The Global Calculator - How are the map animations produced?

How are the map animations produced?

What do the animations show?

The animations for temperature, precipitation, and ocean acidification each show a set of alternative possible outcomes in 2100, all of which are consistent with your Global Calculator pathway. The animations do not show a change over time. Each of the frames of the animation is an internally self-consistent possible future, according to a single climate model. By looking at the animation, you can get an idea of what kinds of predictions are common to all models. For example, all models show that when the global average temperature increases, more of this change is felt over the land than over the ocean, and this means we have high confidence in that prediction. You can also get an idea of what the models disagree on. For example, the changes in rainfall over the tropics are very varied between climate models. This means we have less confidence in the details of those predictions.

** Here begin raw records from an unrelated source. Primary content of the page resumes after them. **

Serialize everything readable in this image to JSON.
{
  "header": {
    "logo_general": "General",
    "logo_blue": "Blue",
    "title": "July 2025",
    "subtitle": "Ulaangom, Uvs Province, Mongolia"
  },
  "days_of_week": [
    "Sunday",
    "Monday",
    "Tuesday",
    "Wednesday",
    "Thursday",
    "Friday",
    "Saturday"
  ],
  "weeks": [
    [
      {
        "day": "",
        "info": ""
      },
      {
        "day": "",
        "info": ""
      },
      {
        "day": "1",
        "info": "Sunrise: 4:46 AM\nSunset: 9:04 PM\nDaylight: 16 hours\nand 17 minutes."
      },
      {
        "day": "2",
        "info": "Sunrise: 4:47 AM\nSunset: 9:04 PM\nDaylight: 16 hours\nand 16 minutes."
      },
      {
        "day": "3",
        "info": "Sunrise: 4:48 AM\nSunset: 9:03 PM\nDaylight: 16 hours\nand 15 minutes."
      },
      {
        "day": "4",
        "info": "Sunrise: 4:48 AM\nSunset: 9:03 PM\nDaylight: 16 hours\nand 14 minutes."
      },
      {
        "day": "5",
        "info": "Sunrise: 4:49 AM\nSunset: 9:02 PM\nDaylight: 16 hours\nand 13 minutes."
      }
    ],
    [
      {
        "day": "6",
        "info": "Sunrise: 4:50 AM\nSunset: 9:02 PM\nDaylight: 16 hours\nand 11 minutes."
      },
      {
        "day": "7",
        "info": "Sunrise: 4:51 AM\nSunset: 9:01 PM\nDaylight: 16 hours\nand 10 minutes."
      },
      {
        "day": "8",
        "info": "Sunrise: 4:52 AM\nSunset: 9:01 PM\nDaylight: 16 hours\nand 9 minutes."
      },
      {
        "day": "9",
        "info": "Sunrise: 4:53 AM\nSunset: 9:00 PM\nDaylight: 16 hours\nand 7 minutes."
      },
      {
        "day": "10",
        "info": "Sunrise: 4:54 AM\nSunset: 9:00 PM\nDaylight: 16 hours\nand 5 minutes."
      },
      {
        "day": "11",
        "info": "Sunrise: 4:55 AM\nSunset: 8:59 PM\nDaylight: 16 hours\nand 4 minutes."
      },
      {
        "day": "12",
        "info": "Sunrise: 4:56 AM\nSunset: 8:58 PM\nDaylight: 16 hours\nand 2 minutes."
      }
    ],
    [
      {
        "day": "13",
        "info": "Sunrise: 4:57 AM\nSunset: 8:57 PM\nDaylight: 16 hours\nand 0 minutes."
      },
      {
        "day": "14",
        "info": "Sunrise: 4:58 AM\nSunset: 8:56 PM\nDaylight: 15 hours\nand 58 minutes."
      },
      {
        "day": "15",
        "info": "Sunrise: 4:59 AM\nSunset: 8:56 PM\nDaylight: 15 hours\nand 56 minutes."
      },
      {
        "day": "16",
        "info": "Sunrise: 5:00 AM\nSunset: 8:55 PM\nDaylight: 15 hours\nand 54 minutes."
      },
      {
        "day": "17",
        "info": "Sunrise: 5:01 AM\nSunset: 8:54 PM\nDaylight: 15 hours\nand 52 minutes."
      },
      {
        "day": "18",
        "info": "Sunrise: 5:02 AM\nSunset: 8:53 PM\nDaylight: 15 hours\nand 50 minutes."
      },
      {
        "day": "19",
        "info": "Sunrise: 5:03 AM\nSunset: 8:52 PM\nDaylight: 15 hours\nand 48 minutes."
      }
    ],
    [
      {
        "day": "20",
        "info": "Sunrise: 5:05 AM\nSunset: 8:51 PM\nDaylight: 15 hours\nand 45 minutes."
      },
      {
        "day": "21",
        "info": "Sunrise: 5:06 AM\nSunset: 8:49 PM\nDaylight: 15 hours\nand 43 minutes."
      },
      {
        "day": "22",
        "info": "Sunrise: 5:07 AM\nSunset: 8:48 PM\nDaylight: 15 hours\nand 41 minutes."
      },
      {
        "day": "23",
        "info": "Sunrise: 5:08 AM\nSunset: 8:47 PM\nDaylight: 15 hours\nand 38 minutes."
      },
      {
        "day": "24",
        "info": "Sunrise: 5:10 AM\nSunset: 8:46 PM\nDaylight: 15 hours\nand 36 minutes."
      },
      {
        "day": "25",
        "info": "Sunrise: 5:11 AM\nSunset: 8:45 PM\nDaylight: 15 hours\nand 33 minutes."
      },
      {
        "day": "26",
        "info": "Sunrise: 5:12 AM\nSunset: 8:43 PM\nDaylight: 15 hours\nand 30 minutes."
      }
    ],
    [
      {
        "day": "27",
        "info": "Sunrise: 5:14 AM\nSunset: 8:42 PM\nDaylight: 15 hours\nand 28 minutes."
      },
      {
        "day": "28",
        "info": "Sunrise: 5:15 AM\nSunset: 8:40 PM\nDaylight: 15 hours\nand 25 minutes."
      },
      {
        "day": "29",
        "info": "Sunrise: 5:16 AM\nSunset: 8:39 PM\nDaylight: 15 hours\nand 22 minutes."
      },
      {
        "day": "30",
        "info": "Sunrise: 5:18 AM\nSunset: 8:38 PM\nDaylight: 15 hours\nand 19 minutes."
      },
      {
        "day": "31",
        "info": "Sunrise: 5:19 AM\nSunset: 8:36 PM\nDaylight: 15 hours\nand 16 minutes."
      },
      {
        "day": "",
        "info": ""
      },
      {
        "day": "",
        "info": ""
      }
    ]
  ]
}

How are the map images selected?

First, a range of possible temperature change in 2100 is estimated from your pathway (method described here). There are two reasons why this is a range rather than a single value. One reason is that the Global Calculator is a very simplified tool, and we have to make approximations. A second reason is that climate forecasting is not perfectly accurate: there are many different climate models which make slightly different predictions, resulting in a range of possible outcomes. This range is shown in the 'thermometer' graphic.

Next, a set of map images are chosen which each have the change in global average temperature within your temperature range. These are selected from the IPCC database and use different models. The model used is noted next to the map. The images are placed in a random order within the animation. This method is used for temperature, precipitation, and ocean acidification maps: they are all selected with reference to the global average temperature change of your pathway.

How are the map images produced?

Each single map shows the change in 20-year average temperature (precipitation, acidity) for a particular model, above the model's own pre-industrial (1861-1880) baseline temperature (precipitation, acidity) pattern. This is generated by plotting each 20-year average on a coarse grid.

The images that are selected are not all model outputs at 2100. This is because the standard IPCC scenarios do not cover the full range of possible temperature change in 2100. Instead, all maps of the intended temperature change (eg 2 degrees) are listed, and then the one which is closest to 2100 is chosen (eg, a 2100-2119 period). In most cases the maps shown are for the 2090-2109 period. However, especially for very high and very low pathways, in some cases the maps are for different time periods.

The map projection used is a Mollweide equal-area projection.
For more detail of exactly which IPCC models and scenarios are shown in the animation, please click here.
A fuller description of how the maps are generated, including a list of the climate models used, can be found in the detailed documentation.